> [Exercise requirements]: What you return must match the entries exactly, except that the pictures are gone.

(Dataset rows for apps and sites)
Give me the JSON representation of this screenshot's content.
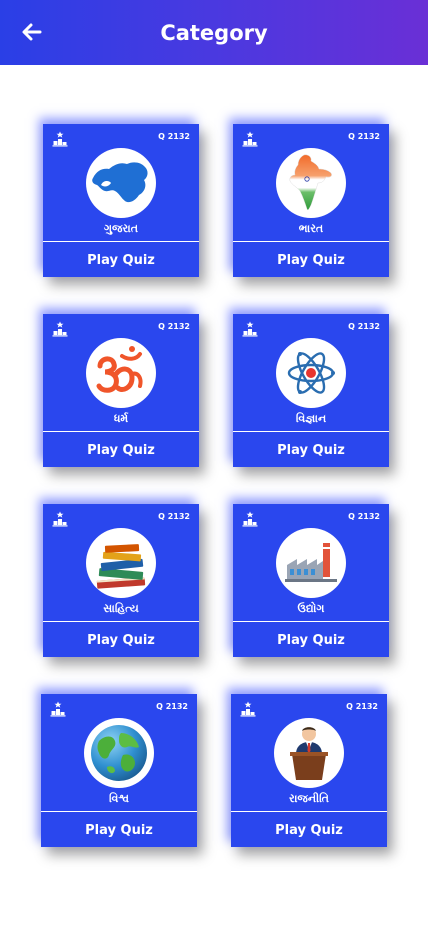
{
  "header": {
    "title": "Category",
    "back_icon": "arrow-left-icon"
  },
  "colors": {
    "appbar_start": "#2a3fe6",
    "appbar_end": "#6a2fd6",
    "card": "#2a47ee",
    "text": "#ffffff"
  },
  "categories": [
    {
      "name": "ગુજરાત",
      "question_count": "Q 2132",
      "action_label": "Play Quiz",
      "icon": "gujarat-map-icon"
    },
    {
      "name": "ભારત",
      "question_count": "Q 2132",
      "action_label": "Play Quiz",
      "icon": "india-map-icon"
    },
    {
      "name": "ધર્મ",
      "question_count": "Q 2132",
      "action_label": "Play Quiz",
      "icon": "om-icon"
    },
    {
      "name": "વિજ્ઞાન",
      "question_count": "Q 2132",
      "action_label": "Play Quiz",
      "icon": "atom-icon"
    },
    {
      "name": "સાહિત્ય",
      "question_count": "Q 2132",
      "action_label": "Play Quiz",
      "icon": "books-icon"
    },
    {
      "name": "ઉદ્યોગ",
      "question_count": "Q 2132",
      "action_label": "Play Quiz",
      "icon": "factory-icon"
    },
    {
      "name": "વિશ્વ",
      "question_count": "Q 2132",
      "action_label": "Play Quiz",
      "icon": "globe-icon"
    },
    {
      "name": "રાજનીતિ",
      "question_count": "Q 2132",
      "action_label": "Play Quiz",
      "icon": "politician-podium-icon"
    }
  ]
}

> [Reply]:
Give me the JSON representation of this screenshot's content.
{
  "header": {
    "title": "Category",
    "back_icon": "arrow-left-icon"
  },
  "colors": {
    "appbar_start": "#2a3fe6",
    "appbar_end": "#6a2fd6",
    "card": "#2a47ee",
    "text": "#ffffff"
  },
  "categories": [
    {
      "name": "ગુજરાત",
      "question_count": "Q 2132",
      "action_label": "Play Quiz",
      "icon": "gujarat-map-icon"
    },
    {
      "name": "ભારત",
      "question_count": "Q 2132",
      "action_label": "Play Quiz",
      "icon": "india-map-icon"
    },
    {
      "name": "ધર્મ",
      "question_count": "Q 2132",
      "action_label": "Play Quiz",
      "icon": "om-icon"
    },
    {
      "name": "વિજ્ઞાન",
      "question_count": "Q 2132",
      "action_label": "Play Quiz",
      "icon": "atom-icon"
    },
    {
      "name": "સાહિત્ય",
      "question_count": "Q 2132",
      "action_label": "Play Quiz",
      "icon": "books-icon"
    },
    {
      "name": "ઉદ્યોગ",
      "question_count": "Q 2132",
      "action_label": "Play Quiz",
      "icon": "factory-icon"
    },
    {
      "name": "વિશ્વ",
      "question_count": "Q 2132",
      "action_label": "Play Quiz",
      "icon": "globe-icon"
    },
    {
      "name": "રાજનીતિ",
      "question_count": "Q 2132",
      "action_label": "Play Quiz",
      "icon": "politician-podium-icon"
    }
  ]
}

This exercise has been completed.